**WORK INSTRUCTIONS:** Using the listing below, report each line holding the string "icon".

╭─ RECORDS PROVIDED

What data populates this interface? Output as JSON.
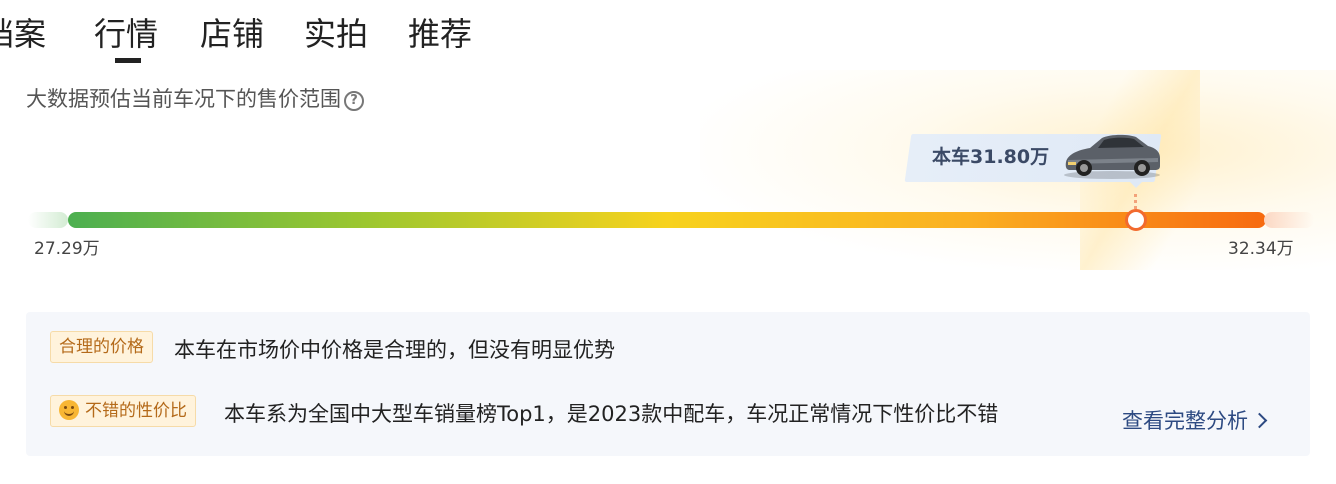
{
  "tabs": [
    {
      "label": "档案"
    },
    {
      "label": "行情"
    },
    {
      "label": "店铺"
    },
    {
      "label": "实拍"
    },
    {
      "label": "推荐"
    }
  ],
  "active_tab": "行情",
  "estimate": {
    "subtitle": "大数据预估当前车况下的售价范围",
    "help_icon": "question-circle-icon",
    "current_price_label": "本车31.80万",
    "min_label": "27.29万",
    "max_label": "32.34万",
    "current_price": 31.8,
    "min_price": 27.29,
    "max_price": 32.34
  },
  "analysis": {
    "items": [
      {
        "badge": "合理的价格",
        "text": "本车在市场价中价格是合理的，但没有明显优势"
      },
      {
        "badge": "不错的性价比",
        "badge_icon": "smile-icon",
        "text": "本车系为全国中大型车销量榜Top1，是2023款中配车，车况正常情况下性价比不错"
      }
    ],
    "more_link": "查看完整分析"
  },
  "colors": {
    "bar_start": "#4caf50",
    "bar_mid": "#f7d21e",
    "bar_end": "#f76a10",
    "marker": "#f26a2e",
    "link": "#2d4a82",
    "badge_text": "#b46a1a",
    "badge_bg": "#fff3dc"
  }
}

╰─

**RESULT:**
    "help_icon": "question-circle-icon",
        "badge_icon": "smile-icon",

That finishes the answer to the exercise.